DESCRIPTION OF THE TASK | Count how many lines in the entries below hold the string "마이페이지", and respond with that number only.

THE RECORDS |
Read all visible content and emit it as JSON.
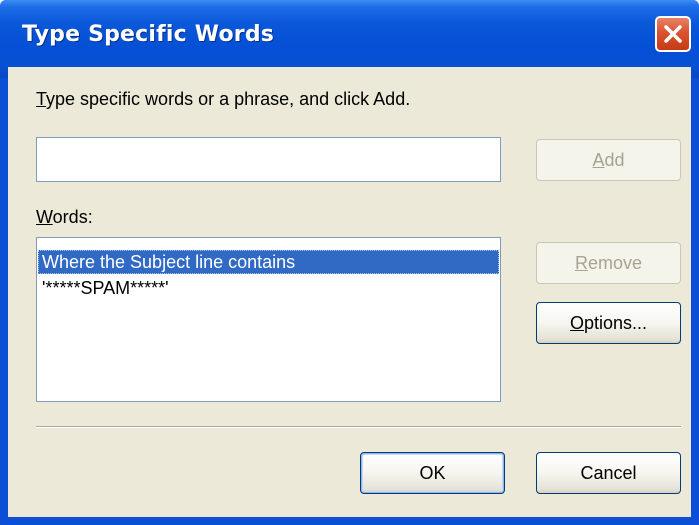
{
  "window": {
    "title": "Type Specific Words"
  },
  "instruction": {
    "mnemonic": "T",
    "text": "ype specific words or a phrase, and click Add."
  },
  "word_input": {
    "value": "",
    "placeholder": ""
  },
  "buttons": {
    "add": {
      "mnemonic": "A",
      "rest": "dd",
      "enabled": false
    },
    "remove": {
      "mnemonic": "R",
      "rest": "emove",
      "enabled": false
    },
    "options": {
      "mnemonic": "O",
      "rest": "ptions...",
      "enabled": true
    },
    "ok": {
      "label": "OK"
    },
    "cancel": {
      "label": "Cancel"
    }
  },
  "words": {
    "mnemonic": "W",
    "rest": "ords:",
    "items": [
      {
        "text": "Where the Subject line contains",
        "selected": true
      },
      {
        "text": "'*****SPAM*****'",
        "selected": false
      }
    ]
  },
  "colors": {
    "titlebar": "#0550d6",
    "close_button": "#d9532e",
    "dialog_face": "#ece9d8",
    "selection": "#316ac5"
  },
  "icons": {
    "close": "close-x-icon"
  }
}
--
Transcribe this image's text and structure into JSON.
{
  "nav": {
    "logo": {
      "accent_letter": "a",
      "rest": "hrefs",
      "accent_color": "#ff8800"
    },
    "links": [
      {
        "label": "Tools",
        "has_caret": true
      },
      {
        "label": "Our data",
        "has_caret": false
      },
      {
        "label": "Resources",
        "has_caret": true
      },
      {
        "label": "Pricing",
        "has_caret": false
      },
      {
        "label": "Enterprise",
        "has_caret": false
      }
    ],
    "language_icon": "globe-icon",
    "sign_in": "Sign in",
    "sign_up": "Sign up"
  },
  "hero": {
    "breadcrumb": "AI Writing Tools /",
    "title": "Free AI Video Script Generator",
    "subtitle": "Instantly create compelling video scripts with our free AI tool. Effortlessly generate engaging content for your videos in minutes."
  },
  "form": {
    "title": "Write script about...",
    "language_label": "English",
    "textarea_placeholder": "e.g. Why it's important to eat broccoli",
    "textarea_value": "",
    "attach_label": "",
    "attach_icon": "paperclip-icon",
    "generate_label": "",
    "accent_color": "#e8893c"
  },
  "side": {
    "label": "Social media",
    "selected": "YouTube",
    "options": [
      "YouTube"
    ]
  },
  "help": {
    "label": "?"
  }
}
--
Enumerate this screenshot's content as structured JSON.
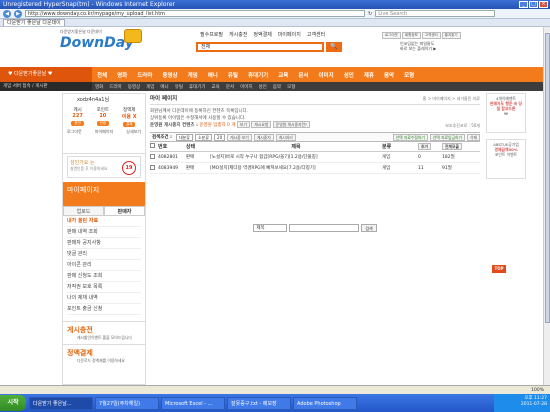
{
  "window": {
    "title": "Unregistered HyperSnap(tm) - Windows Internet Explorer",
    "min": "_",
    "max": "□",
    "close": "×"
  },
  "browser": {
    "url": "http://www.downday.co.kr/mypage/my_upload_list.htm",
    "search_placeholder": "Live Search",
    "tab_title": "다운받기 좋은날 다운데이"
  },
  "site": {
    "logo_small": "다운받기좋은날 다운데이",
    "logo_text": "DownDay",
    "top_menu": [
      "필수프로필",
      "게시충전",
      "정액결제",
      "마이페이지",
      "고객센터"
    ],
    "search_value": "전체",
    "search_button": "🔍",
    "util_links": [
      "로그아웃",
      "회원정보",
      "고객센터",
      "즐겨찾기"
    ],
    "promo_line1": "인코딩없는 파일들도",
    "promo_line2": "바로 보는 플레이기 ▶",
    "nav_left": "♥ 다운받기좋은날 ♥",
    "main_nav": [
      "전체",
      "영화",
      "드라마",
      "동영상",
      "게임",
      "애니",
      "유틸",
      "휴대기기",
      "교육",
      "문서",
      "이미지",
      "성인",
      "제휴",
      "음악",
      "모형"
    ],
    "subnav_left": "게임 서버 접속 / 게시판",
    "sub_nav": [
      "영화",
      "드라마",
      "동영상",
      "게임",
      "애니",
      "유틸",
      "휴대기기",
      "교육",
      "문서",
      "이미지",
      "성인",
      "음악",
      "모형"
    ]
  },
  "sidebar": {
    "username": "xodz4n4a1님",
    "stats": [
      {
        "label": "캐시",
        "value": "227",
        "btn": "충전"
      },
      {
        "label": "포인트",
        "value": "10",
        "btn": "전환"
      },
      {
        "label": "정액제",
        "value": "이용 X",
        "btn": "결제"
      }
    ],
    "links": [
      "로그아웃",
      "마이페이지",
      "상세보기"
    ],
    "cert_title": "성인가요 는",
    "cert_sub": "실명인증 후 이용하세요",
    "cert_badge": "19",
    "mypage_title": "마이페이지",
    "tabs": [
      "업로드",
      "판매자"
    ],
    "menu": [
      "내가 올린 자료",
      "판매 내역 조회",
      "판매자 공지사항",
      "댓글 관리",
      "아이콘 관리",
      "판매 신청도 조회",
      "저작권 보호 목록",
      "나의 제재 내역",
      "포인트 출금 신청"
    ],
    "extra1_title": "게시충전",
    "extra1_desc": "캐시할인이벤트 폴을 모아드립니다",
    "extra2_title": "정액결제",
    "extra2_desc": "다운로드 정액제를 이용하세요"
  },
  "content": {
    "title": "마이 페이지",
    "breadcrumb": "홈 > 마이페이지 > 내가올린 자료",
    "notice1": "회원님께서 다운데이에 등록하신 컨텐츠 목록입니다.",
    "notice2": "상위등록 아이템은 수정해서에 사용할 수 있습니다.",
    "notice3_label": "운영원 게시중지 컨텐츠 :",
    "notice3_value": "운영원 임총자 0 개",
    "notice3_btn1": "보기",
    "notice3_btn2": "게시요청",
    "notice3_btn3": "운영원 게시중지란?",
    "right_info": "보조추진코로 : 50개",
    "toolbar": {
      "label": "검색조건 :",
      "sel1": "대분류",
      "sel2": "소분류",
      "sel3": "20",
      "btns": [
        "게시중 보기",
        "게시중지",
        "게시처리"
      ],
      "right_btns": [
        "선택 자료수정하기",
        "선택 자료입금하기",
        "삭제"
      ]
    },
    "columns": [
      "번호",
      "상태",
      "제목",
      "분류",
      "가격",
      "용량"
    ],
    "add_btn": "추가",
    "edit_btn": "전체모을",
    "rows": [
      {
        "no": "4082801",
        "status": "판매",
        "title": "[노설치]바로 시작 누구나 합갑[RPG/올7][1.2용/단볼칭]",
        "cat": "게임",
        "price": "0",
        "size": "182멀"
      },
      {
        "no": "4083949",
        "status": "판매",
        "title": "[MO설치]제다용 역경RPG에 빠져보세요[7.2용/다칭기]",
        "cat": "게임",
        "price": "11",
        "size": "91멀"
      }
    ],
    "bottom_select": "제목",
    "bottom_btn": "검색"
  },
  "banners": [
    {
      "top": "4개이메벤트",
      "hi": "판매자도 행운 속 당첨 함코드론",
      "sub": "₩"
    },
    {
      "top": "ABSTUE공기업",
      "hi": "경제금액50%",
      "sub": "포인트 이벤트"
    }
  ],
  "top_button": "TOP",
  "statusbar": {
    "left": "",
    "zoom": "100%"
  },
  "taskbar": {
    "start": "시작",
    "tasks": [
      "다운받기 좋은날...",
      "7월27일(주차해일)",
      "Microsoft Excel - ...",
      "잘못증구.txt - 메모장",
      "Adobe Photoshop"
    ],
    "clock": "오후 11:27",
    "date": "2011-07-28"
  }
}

OUTPUT | 4